Drawing on three years of investigatory work, researchers have assembled a detailed playbook on PKPLUG, a suspected Chinese threat actor targeting Asians with an assortment of malware used for cyber espionage purposes.
The authors of this playbook – members of Palo Alto Networks threat research group Unit 42 – were able to connect PKPLUG to attacks that were documented as far back as six years ago. Customized malware programs associated with this threat group include the PlugX remote access trojan, the Android malware HenBox, the Windows backdoor Farseer, the 9002 RAT. PKPLUG is also tied to the publicly available Poison Ivy RAT and Zupdax backdoor.
Unit 42 is not entirely certain that PKPLUG is a single threat actor or several groups sharing the same TTPs. However, the researchers have assessed with high confidence that it has Chinese nation-state backing.
Indeed, PKPLUG's main targets are Myanmar, Taiwan, Vietnam, Indonesia, Tibet, Xinjiang and Mongolia – all countries, provinces or regions in Southeast Asia that are of interest to China in one way or another, whether they are members of the Association of Southeast Asian Nations (ASEAN), autonomous zones the government wishes to keep tabs on, involved in Beijing's Belt and Road Initiative to connect Southeast Asia with Eastern Europe and Africa, or in conflict over South China Sea territorial claims.
"It's not entirely clear as to the ultimate objectives of PKPLUG, but installing backdoor Trojan implants on victim systems, including mobile devices, infers tracking victims and gathering information is a key goal," states Alex Hinchliffe, threat intelligence analyst, EMEA, in a blog post detailing the playbook's contents.
According to Unit 42, the earliest confirmed PKPLUG activity was reported by Blue Coat Labs November 2013 and involved a PlugX campaign launched against Mongolian targets. In this particular attack, the actors used weaponized Word documents saved as a Single File Web Page (MHT file) to execute an exploit that drops a WinRAR SFX archive containing both PlugX and a DLL side-loading package. PlugX malware was actually identified for the first time back in 2012.
Flash forward to February 2019, when Unit 42 reported its discovery of Farseer, a backdoor program delivered via DLL side-loading. Farseer is designed to compromise Windows users and act as a cyberespionage tool that beacons to the attackers' command-and-control servers for instructions. The Farseer activity included decoy documents containing political news pertaining to Myanmar – although the researchers also believe PKPLUG has targeted Mongolia with this malware.
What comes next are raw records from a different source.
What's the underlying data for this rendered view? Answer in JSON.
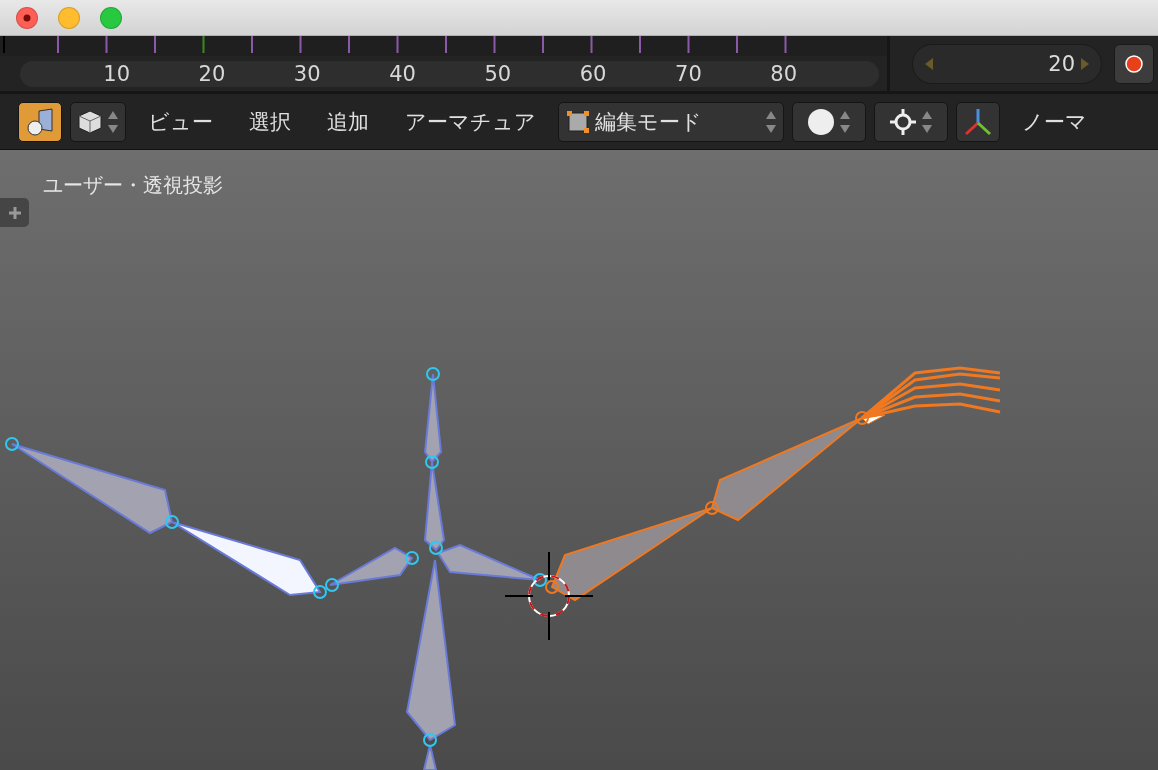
{
  "timeline": {
    "ruler_labels": [
      "10",
      "20",
      "30",
      "40",
      "50",
      "60",
      "70",
      "80"
    ],
    "current_frame": "20"
  },
  "header": {
    "menus": [
      "ビュー",
      "選択",
      "追加",
      "アーマチュア"
    ],
    "mode": "編集モード",
    "overflow_label": "ノーマ"
  },
  "viewport": {
    "label": "ユーザー・透視投影"
  }
}
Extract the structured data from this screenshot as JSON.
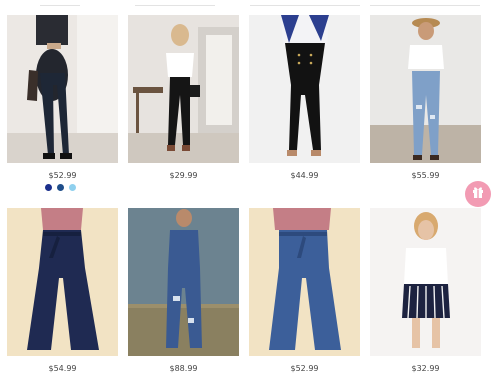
{
  "products": [
    {
      "price": "$52.99",
      "image": "woman-in-dark-skinny-jeans"
    },
    {
      "price": "$29.99",
      "image": "woman-in-black-leggings-white-top"
    },
    {
      "price": "$44.99",
      "image": "woman-in-black-high-waist-pants"
    },
    {
      "price": "$55.99",
      "image": "woman-in-ripped-light-jeans"
    },
    {
      "price": "$54.99",
      "image": "navy-flare-jeans-belted"
    },
    {
      "price": "$88.99",
      "image": "denim-overalls-outdoors"
    },
    {
      "price": "$52.99",
      "image": "blue-flare-jeans-belted"
    },
    {
      "price": "$32.99",
      "image": "striped-shorts-lace-top"
    }
  ],
  "swatches": [
    "#1b2f8c",
    "#1f4e8a",
    "#8fd0ee"
  ],
  "gift_button": {
    "icon": "gift-icon",
    "color": "#f29bb3"
  }
}
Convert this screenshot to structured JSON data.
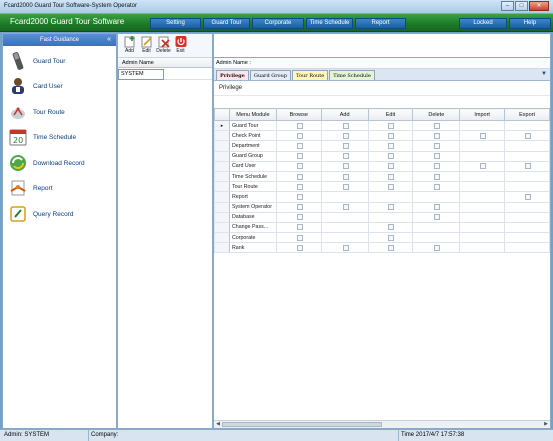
{
  "window": {
    "title": "Fcard2000 Guard Tour Software-System Operator",
    "min": "–",
    "max": "□",
    "close": "✕"
  },
  "app": {
    "title": "Fcard2000 Guard Tour Software"
  },
  "menu": [
    "Setting",
    "Guard Tour",
    "Corporate",
    "Time Schedule",
    "Report",
    "Locked",
    "Help"
  ],
  "guidance": {
    "header": "Fast Guidance",
    "items": [
      {
        "label": "Guard Tour",
        "icon": "guard-wand-icon"
      },
      {
        "label": "Card User",
        "icon": "card-user-icon"
      },
      {
        "label": "Tour Route",
        "icon": "tour-route-icon"
      },
      {
        "label": "Time Schedule",
        "icon": "calendar-icon"
      },
      {
        "label": "Download Record",
        "icon": "download-record-icon"
      },
      {
        "label": "Report",
        "icon": "report-icon"
      },
      {
        "label": "Query Record",
        "icon": "query-record-icon"
      }
    ]
  },
  "toolbar": {
    "add": "Add",
    "edit": "Edit",
    "delete": "Delete",
    "exit": "Exit"
  },
  "admin_list": {
    "header": "Admin Name",
    "selected": "SYSTEM"
  },
  "privilege_panel": {
    "header": "Admin Name :",
    "tabs": [
      "Privilege",
      "Guard Group",
      "Tour Route",
      "Time Schedule"
    ],
    "section": "Privilege",
    "columns": [
      "Menu Module",
      "Browse",
      "Add",
      "Edit",
      "Delete",
      "Import",
      "Export"
    ],
    "rows": [
      {
        "name": "Guard Tour",
        "c": [
          1,
          1,
          1,
          1,
          0,
          0
        ]
      },
      {
        "name": "Check Point",
        "c": [
          1,
          1,
          1,
          1,
          1,
          1
        ]
      },
      {
        "name": "Department",
        "c": [
          1,
          1,
          1,
          1,
          0,
          0
        ]
      },
      {
        "name": "Guard Group",
        "c": [
          1,
          1,
          1,
          1,
          0,
          0
        ]
      },
      {
        "name": "Card User",
        "c": [
          1,
          1,
          1,
          1,
          1,
          1
        ]
      },
      {
        "name": "Time Schedule",
        "c": [
          1,
          1,
          1,
          1,
          0,
          0
        ]
      },
      {
        "name": "Tour Route",
        "c": [
          1,
          1,
          1,
          1,
          0,
          0
        ]
      },
      {
        "name": "Report",
        "c": [
          1,
          0,
          0,
          0,
          0,
          1
        ]
      },
      {
        "name": "System Operator",
        "c": [
          1,
          1,
          1,
          1,
          0,
          0
        ]
      },
      {
        "name": "Database",
        "c": [
          1,
          0,
          0,
          1,
          0,
          0
        ]
      },
      {
        "name": "Change Pass...",
        "c": [
          1,
          0,
          1,
          0,
          0,
          0
        ]
      },
      {
        "name": "Corporate",
        "c": [
          1,
          0,
          1,
          0,
          0,
          0
        ]
      },
      {
        "name": "Rank",
        "c": [
          1,
          1,
          1,
          1,
          0,
          0
        ]
      }
    ]
  },
  "status": {
    "admin": "Admin: SYSTEM",
    "company": "Company:",
    "time": "Time 2017/4/7 17:57:38"
  }
}
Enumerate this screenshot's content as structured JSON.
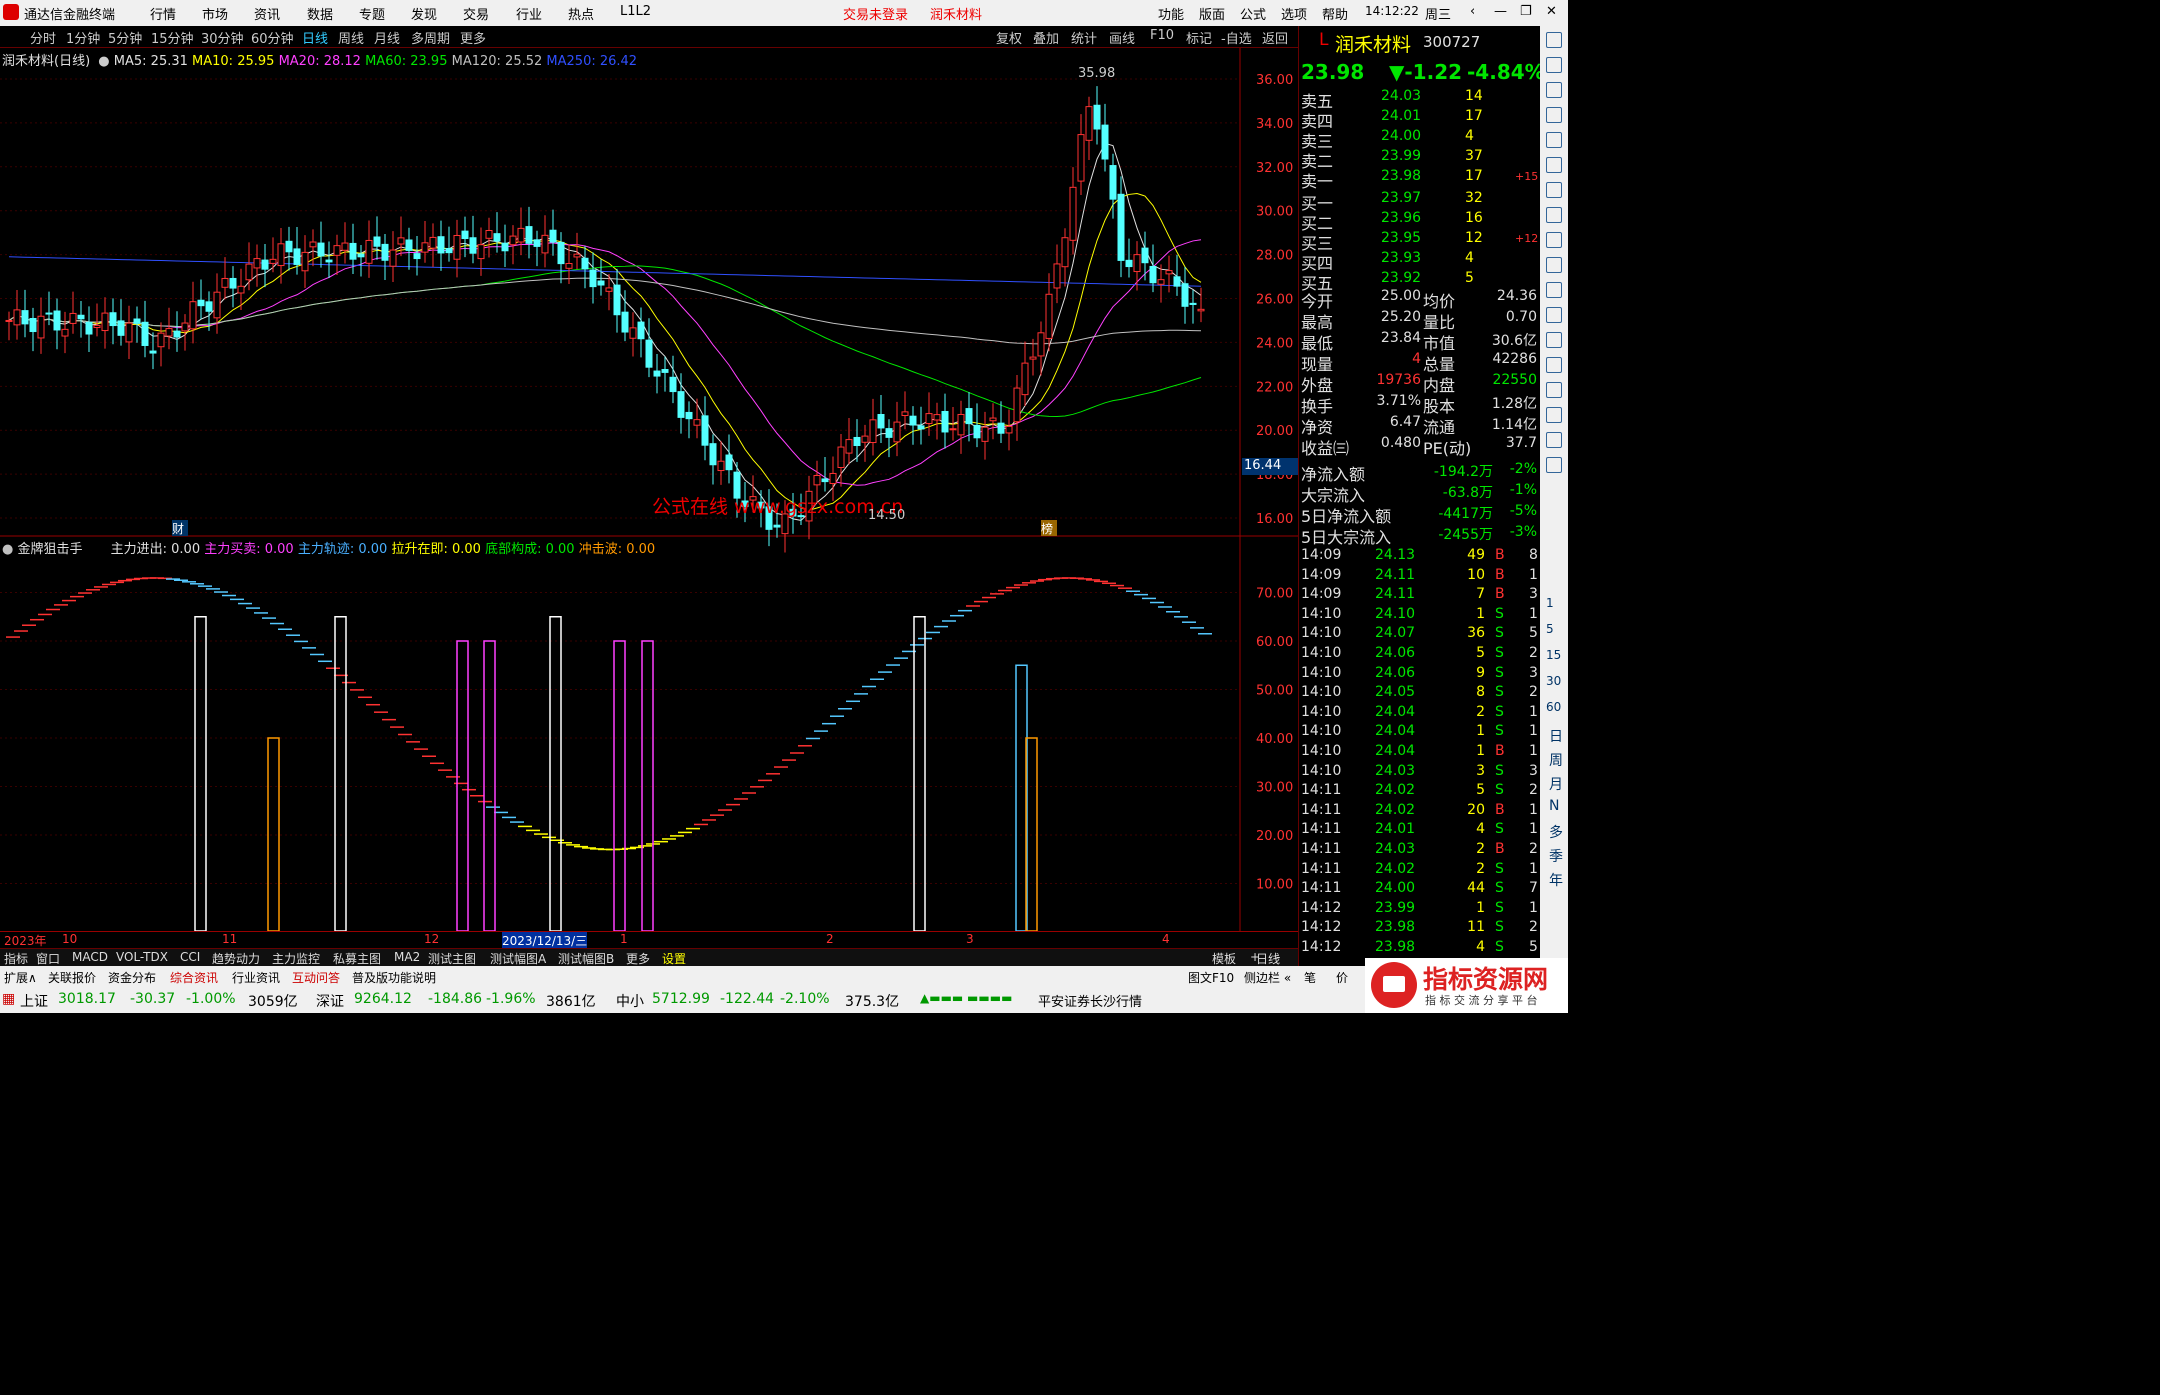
{
  "app": {
    "title": "通达信金融终端",
    "menus": [
      "行情",
      "市场",
      "资讯",
      "数据",
      "专题",
      "发现",
      "交易",
      "行业",
      "热点",
      "L1L2"
    ],
    "notice": "交易未登录",
    "stock_link": "润禾材料",
    "right_menus": [
      "功能",
      "版面",
      "公式",
      "选项",
      "帮助"
    ],
    "time": "14:12:22",
    "weekday": "周三"
  },
  "period_tabs": [
    "分时",
    "1分钟",
    "5分钟",
    "15分钟",
    "30分钟",
    "60分钟",
    "日线",
    "周线",
    "月线",
    "多周期",
    "更多"
  ],
  "tool_tabs": [
    "复权",
    "叠加",
    "统计",
    "画线",
    "F10",
    "标记",
    "-自选",
    "返回"
  ],
  "ma": {
    "label": "润禾材料(日线)",
    "ma5": "MA5: 25.31",
    "ma10": "MA10: 25.95",
    "ma20": "MA20: 28.12",
    "ma60": "MA60: 23.95",
    "ma120": "MA120: 25.52",
    "ma250": "MA250: 26.42"
  },
  "ind": {
    "name": "金牌狙击手",
    "a": "主力进出: 0.00",
    "b": "主力买卖: 0.00",
    "c": "主力轨迹: 0.00",
    "d": "拉升在即: 0.00",
    "e": "底部构成: 0.00",
    "f": "冲击波: 0.00"
  },
  "chart_data": {
    "type": "candlestick",
    "ylim": [
      15,
      36.5
    ],
    "y_ticks": [
      "36.00",
      "34.00",
      "32.00",
      "30.00",
      "28.00",
      "26.00",
      "24.00",
      "22.00",
      "20.00",
      "18.00",
      "16.00"
    ],
    "hi_label": "35.98",
    "lo_label": "14.50",
    "price_label": "16.44",
    "watermark": "公式在线  www.gszx.com.cn",
    "marks": [
      "财",
      "榜"
    ],
    "ind_ticks": [
      "70.00",
      "60.00",
      "50.00",
      "40.00",
      "30.00",
      "20.00",
      "10.00"
    ],
    "x_labels": [
      "2023年",
      "10",
      "11",
      "12",
      "2023/12/13/三",
      "1",
      "2",
      "3",
      "4"
    ]
  },
  "quote": {
    "name": "润禾材料",
    "code": "300727",
    "price": "23.98",
    "chg": "▼-1.22",
    "pct": "-4.84%",
    "asks": [
      [
        "卖五",
        "24.03",
        "14",
        ""
      ],
      [
        "卖四",
        "24.01",
        "17",
        ""
      ],
      [
        "卖三",
        "24.00",
        "4",
        ""
      ],
      [
        "卖二",
        "23.99",
        "37",
        ""
      ],
      [
        "卖一",
        "23.98",
        "17",
        "+15"
      ]
    ],
    "bids": [
      [
        "买一",
        "23.97",
        "32",
        ""
      ],
      [
        "买二",
        "23.96",
        "16",
        ""
      ],
      [
        "买三",
        "23.95",
        "12",
        "+12"
      ],
      [
        "买四",
        "23.93",
        "4",
        ""
      ],
      [
        "买五",
        "23.92",
        "5",
        ""
      ]
    ],
    "stats": [
      [
        "今开",
        "25.00",
        "均价",
        "24.36"
      ],
      [
        "最高",
        "25.20",
        "量比",
        "0.70"
      ],
      [
        "最低",
        "23.84",
        "市值",
        "30.6亿"
      ],
      [
        "现量",
        "4",
        "总量",
        "42286"
      ],
      [
        "外盘",
        "19736",
        "内盘",
        "22550"
      ],
      [
        "换手",
        "3.71%",
        "股本",
        "1.28亿"
      ],
      [
        "净资",
        "6.47",
        "流通",
        "1.14亿"
      ],
      [
        "收益㈢",
        "0.480",
        "PE(动)",
        "37.7"
      ]
    ],
    "flows": [
      [
        "净流入额",
        "-194.2万",
        "-2%"
      ],
      [
        "大宗流入",
        "-63.8万",
        "-1%"
      ],
      [
        "5日净流入额",
        "-4417万",
        "-5%"
      ],
      [
        "5日大宗流入",
        "-2455万",
        "-3%"
      ]
    ],
    "ticks": [
      [
        "14:09",
        "24.13",
        "49",
        "B",
        "8"
      ],
      [
        "14:09",
        "24.11",
        "10",
        "B",
        "1"
      ],
      [
        "14:09",
        "24.11",
        "7",
        "B",
        "3"
      ],
      [
        "14:10",
        "24.10",
        "1",
        "S",
        "1"
      ],
      [
        "14:10",
        "24.07",
        "36",
        "S",
        "5"
      ],
      [
        "14:10",
        "24.06",
        "5",
        "S",
        "2"
      ],
      [
        "14:10",
        "24.06",
        "9",
        "S",
        "3"
      ],
      [
        "14:10",
        "24.05",
        "8",
        "S",
        "2"
      ],
      [
        "14:10",
        "24.04",
        "2",
        "S",
        "1"
      ],
      [
        "14:10",
        "24.04",
        "1",
        "S",
        "1"
      ],
      [
        "14:10",
        "24.04",
        "1",
        "B",
        "1"
      ],
      [
        "14:10",
        "24.03",
        "3",
        "S",
        "3"
      ],
      [
        "14:11",
        "24.02",
        "5",
        "S",
        "2"
      ],
      [
        "14:11",
        "24.02",
        "20",
        "B",
        "1"
      ],
      [
        "14:11",
        "24.01",
        "4",
        "S",
        "1"
      ],
      [
        "14:11",
        "24.03",
        "2",
        "B",
        "2"
      ],
      [
        "14:11",
        "24.02",
        "2",
        "S",
        "1"
      ],
      [
        "14:11",
        "24.00",
        "44",
        "S",
        "7"
      ],
      [
        "14:12",
        "23.99",
        "1",
        "S",
        "1"
      ],
      [
        "14:12",
        "23.98",
        "11",
        "S",
        "2"
      ],
      [
        "14:12",
        "23.98",
        "4",
        "S",
        "5"
      ]
    ]
  },
  "side_icons": [
    "日",
    "周",
    "月",
    "N",
    "多",
    "季",
    "年"
  ],
  "side_nums": [
    "1",
    "5",
    "15",
    "30",
    "60"
  ],
  "bottom_tabs": [
    "指标",
    "窗口",
    "MACD",
    "VOL-TDX",
    "CCI",
    "趋势动力",
    "主力监控",
    "私募主图",
    "MA2",
    "测试主图",
    "测试幅图A",
    "测试幅图B",
    "更多",
    "设置"
  ],
  "bottom_right": [
    "模板",
    "+",
    "-",
    "日线"
  ],
  "bottom2": [
    "扩展∧",
    "关联报价",
    "资金分布",
    "综合资讯",
    "行业资讯",
    "互动问答",
    "普及版功能说明",
    "图文F10",
    "侧边栏 «",
    "笔",
    "价"
  ],
  "status": {
    "sh": "上证",
    "sh_v": "3018.17",
    "sh_c": "-30.37",
    "sh_p": "-1.00%",
    "sh_a": "3059亿",
    "sz": "深证",
    "sz_v": "9264.12",
    "sz_c": "-184.86",
    "sz_p": "-1.96%",
    "sz_a": "3861亿",
    "zx": "中小",
    "zx_v": "5712.99",
    "zx_c": "-122.44",
    "zx_p": "-2.10%",
    "zx_a": "375.3亿",
    "broker": "平安证券长沙行情"
  },
  "brand": {
    "name": "指标资源网",
    "sub": "指 标 交 流 分 享 平 台"
  }
}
Between November 2013 and February 2019, Palo Alto Networks has identified an additional four reports by various research groups that point to even more apparent PKPLUG activity. According to Unit 42, these various campaigns have exhibited several key commonalities that suggest the same actor was involved, including shared domain names and IP addresses, and similar malicious traits including program runtime behaviors and static code characteristics.